Data excerpts: Begin

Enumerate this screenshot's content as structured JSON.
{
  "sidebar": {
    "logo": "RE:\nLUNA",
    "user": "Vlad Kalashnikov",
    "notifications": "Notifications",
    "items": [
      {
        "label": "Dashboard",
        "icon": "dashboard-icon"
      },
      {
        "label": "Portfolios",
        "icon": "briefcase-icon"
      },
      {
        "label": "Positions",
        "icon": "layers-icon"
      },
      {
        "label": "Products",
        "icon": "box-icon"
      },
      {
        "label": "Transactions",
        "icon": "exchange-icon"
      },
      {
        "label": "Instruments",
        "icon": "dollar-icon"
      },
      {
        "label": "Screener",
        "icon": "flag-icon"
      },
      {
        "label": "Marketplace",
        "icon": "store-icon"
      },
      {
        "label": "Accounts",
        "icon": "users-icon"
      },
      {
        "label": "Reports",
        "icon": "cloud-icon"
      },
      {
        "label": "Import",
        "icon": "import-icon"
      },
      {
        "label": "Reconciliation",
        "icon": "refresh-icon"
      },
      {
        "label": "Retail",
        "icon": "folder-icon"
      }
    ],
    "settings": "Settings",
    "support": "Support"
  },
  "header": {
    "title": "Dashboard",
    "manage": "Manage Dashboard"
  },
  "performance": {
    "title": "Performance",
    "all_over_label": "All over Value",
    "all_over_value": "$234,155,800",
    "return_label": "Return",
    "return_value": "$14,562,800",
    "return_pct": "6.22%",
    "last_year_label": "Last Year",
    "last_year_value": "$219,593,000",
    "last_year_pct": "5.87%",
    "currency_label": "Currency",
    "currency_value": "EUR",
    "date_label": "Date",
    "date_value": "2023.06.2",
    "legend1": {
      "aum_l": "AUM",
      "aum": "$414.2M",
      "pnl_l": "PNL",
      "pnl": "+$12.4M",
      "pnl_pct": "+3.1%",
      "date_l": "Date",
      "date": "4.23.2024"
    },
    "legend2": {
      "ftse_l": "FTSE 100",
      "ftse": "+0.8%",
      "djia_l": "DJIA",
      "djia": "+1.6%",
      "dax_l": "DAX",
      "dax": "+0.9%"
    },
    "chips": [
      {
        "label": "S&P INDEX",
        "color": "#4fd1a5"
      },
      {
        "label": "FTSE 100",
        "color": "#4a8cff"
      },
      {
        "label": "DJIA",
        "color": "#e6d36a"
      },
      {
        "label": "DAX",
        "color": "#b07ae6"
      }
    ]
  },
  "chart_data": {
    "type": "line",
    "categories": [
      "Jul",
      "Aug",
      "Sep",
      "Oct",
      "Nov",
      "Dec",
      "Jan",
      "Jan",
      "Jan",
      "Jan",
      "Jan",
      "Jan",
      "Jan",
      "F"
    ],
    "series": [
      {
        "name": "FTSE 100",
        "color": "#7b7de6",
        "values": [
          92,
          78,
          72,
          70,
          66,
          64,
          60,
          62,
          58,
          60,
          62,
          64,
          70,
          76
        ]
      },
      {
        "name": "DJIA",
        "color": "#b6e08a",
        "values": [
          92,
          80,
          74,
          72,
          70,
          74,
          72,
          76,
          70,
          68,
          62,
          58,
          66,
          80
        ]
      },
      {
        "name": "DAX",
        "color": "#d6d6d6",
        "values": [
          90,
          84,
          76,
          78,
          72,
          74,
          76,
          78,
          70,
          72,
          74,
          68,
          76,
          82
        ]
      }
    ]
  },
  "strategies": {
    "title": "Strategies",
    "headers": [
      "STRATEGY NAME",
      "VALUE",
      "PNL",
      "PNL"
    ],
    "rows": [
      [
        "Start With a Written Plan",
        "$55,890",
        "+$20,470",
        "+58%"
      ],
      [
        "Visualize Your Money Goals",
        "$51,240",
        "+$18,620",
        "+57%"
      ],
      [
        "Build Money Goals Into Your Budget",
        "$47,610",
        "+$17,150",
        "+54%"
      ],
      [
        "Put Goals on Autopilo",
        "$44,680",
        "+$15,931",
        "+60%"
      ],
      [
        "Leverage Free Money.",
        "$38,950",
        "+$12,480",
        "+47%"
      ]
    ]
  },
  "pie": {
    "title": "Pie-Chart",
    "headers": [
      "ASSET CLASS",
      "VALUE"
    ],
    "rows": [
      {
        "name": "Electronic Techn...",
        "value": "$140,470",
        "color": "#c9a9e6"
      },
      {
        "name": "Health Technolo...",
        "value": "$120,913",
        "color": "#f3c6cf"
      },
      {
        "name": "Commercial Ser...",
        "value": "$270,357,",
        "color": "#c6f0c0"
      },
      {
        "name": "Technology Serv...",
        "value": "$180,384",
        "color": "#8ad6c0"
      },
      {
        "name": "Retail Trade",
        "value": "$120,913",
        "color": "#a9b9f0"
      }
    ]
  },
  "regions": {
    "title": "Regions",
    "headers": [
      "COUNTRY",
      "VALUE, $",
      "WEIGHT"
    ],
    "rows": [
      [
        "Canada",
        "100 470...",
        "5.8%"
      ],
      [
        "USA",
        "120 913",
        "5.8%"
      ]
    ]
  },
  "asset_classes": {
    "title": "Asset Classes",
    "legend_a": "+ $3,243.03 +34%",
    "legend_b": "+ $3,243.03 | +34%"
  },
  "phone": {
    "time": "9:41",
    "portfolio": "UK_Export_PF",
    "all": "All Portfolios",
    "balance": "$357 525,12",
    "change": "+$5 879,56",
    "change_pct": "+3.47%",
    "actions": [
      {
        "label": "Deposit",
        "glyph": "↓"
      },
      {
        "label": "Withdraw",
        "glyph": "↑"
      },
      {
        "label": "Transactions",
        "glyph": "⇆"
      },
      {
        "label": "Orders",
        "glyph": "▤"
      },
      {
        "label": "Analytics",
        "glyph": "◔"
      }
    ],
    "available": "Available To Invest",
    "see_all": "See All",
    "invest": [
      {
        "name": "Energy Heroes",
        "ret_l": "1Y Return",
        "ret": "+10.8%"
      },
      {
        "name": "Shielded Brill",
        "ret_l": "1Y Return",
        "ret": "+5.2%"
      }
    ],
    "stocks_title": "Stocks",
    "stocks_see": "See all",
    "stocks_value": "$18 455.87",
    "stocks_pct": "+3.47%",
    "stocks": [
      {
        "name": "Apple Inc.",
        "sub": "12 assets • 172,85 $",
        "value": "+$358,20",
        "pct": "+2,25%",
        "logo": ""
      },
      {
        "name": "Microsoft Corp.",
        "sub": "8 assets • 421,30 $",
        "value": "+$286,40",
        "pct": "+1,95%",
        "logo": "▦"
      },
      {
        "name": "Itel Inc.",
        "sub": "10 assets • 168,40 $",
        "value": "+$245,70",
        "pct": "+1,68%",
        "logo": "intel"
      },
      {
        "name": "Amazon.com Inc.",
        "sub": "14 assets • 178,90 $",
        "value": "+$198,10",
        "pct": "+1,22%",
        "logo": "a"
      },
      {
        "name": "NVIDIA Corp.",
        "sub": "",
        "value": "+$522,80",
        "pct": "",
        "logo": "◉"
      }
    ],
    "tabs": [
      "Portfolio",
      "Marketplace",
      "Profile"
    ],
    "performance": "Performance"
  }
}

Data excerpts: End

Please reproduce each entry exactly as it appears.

Enumerate this screenshot's content as structured JSON.
{
  "sidebar": {
    "logo": "RE:\nLUNA",
    "user": "Vlad Kalashnikov",
    "notifications": "Notifications",
    "items": [
      {
        "label": "Dashboard",
        "icon": "dashboard-icon"
      },
      {
        "label": "Portfolios",
        "icon": "briefcase-icon"
      },
      {
        "label": "Positions",
        "icon": "layers-icon"
      },
      {
        "label": "Products",
        "icon": "box-icon"
      },
      {
        "label": "Transactions",
        "icon": "exchange-icon"
      },
      {
        "label": "Instruments",
        "icon": "dollar-icon"
      },
      {
        "label": "Screener",
        "icon": "flag-icon"
      },
      {
        "label": "Marketplace",
        "icon": "store-icon"
      },
      {
        "label": "Accounts",
        "icon": "users-icon"
      },
      {
        "label": "Reports",
        "icon": "cloud-icon"
      },
      {
        "label": "Import",
        "icon": "import-icon"
      },
      {
        "label": "Reconciliation",
        "icon": "refresh-icon"
      },
      {
        "label": "Retail",
        "icon": "folder-icon"
      }
    ],
    "settings": "Settings",
    "support": "Support"
  },
  "header": {
    "title": "Dashboard",
    "manage": "Manage Dashboard"
  },
  "performance": {
    "title": "Performance",
    "all_over_label": "All over Value",
    "all_over_value": "$234,155,800",
    "return_label": "Return",
    "return_value": "$14,562,800",
    "return_pct": "6.22%",
    "last_year_label": "Last Year",
    "last_year_value": "$219,593,000",
    "last_year_pct": "5.87%",
    "currency_label": "Currency",
    "currency_value": "EUR",
    "date_label": "Date",
    "date_value": "2023.06.2",
    "legend1": {
      "aum_l": "AUM",
      "aum": "$414.2M",
      "pnl_l": "PNL",
      "pnl": "+$12.4M",
      "pnl_pct": "+3.1%",
      "date_l": "Date",
      "date": "4.23.2024"
    },
    "legend2": {
      "ftse_l": "FTSE 100",
      "ftse": "+0.8%",
      "djia_l": "DJIA",
      "djia": "+1.6%",
      "dax_l": "DAX",
      "dax": "+0.9%"
    },
    "chips": [
      {
        "label": "S&P INDEX",
        "color": "#4fd1a5"
      },
      {
        "label": "FTSE 100",
        "color": "#4a8cff"
      },
      {
        "label": "DJIA",
        "color": "#e6d36a"
      },
      {
        "label": "DAX",
        "color": "#b07ae6"
      }
    ]
  },
  "chart_data": {
    "type": "line",
    "categories": [
      "Jul",
      "Aug",
      "Sep",
      "Oct",
      "Nov",
      "Dec",
      "Jan",
      "Jan",
      "Jan",
      "Jan",
      "Jan",
      "Jan",
      "Jan",
      "F"
    ],
    "series": [
      {
        "name": "FTSE 100",
        "color": "#7b7de6",
        "values": [
          92,
          78,
          72,
          70,
          66,
          64,
          60,
          62,
          58,
          60,
          62,
          64,
          70,
          76
        ]
      },
      {
        "name": "DJIA",
        "color": "#b6e08a",
        "values": [
          92,
          80,
          74,
          72,
          70,
          74,
          72,
          76,
          70,
          68,
          62,
          58,
          66,
          80
        ]
      },
      {
        "name": "DAX",
        "color": "#d6d6d6",
        "values": [
          90,
          84,
          76,
          78,
          72,
          74,
          76,
          78,
          70,
          72,
          74,
          68,
          76,
          82
        ]
      }
    ]
  },
  "strategies": {
    "title": "Strategies",
    "headers": [
      "STRATEGY NAME",
      "VALUE",
      "PNL",
      "PNL"
    ],
    "rows": [
      [
        "Start With a Written Plan",
        "$55,890",
        "+$20,470",
        "+58%"
      ],
      [
        "Visualize Your Money Goals",
        "$51,240",
        "+$18,620",
        "+57%"
      ],
      [
        "Build Money Goals Into Your Budget",
        "$47,610",
        "+$17,150",
        "+54%"
      ],
      [
        "Put Goals on Autopilo",
        "$44,680",
        "+$15,931",
        "+60%"
      ],
      [
        "Leverage Free Money.",
        "$38,950",
        "+$12,480",
        "+47%"
      ]
    ]
  },
  "pie": {
    "title": "Pie-Chart",
    "headers": [
      "ASSET CLASS",
      "VALUE"
    ],
    "rows": [
      {
        "name": "Electronic Techn...",
        "value": "$140,470",
        "color": "#c9a9e6"
      },
      {
        "name": "Health Technolo...",
        "value": "$120,913",
        "color": "#f3c6cf"
      },
      {
        "name": "Commercial Ser...",
        "value": "$270,357,",
        "color": "#c6f0c0"
      },
      {
        "name": "Technology Serv...",
        "value": "$180,384",
        "color": "#8ad6c0"
      },
      {
        "name": "Retail Trade",
        "value": "$120,913",
        "color": "#a9b9f0"
      }
    ]
  },
  "regions": {
    "title": "Regions",
    "headers": [
      "COUNTRY",
      "VALUE, $",
      "WEIGHT"
    ],
    "rows": [
      [
        "Canada",
        "100 470...",
        "5.8%"
      ],
      [
        "USA",
        "120 913",
        "5.8%"
      ]
    ]
  },
  "asset_classes": {
    "title": "Asset Classes",
    "legend_a": "+ $3,243.03 +34%",
    "legend_b": "+ $3,243.03 | +34%"
  },
  "phone": {
    "time": "9:41",
    "portfolio": "UK_Export_PF",
    "all": "All Portfolios",
    "balance": "$357 525,12",
    "change": "+$5 879,56",
    "change_pct": "+3.47%",
    "actions": [
      {
        "label": "Deposit",
        "glyph": "↓"
      },
      {
        "label": "Withdraw",
        "glyph": "↑"
      },
      {
        "label": "Transactions",
        "glyph": "⇆"
      },
      {
        "label": "Orders",
        "glyph": "▤"
      },
      {
        "label": "Analytics",
        "glyph": "◔"
      }
    ],
    "available": "Available To Invest",
    "see_all": "See All",
    "invest": [
      {
        "name": "Energy Heroes",
        "ret_l": "1Y Return",
        "ret": "+10.8%"
      },
      {
        "name": "Shielded Brill",
        "ret_l": "1Y Return",
        "ret": "+5.2%"
      }
    ],
    "stocks_title": "Stocks",
    "stocks_see": "See all",
    "stocks_value": "$18 455.87",
    "stocks_pct": "+3.47%",
    "stocks": [
      {
        "name": "Apple Inc.",
        "sub": "12 assets • 172,85 $",
        "value": "+$358,20",
        "pct": "+2,25%",
        "logo": ""
      },
      {
        "name": "Microsoft Corp.",
        "sub": "8 assets • 421,30 $",
        "value": "+$286,40",
        "pct": "+1,95%",
        "logo": "▦"
      },
      {
        "name": "Itel Inc.",
        "sub": "10 assets • 168,40 $",
        "value": "+$245,70",
        "pct": "+1,68%",
        "logo": "intel"
      },
      {
        "name": "Amazon.com Inc.",
        "sub": "14 assets • 178,90 $",
        "value": "+$198,10",
        "pct": "+1,22%",
        "logo": "a"
      },
      {
        "name": "NVIDIA Corp.",
        "sub": "",
        "value": "+$522,80",
        "pct": "",
        "logo": "◉"
      }
    ],
    "tabs": [
      "Portfolio",
      "Marketplace",
      "Profile"
    ],
    "performance": "Performance"
  }
}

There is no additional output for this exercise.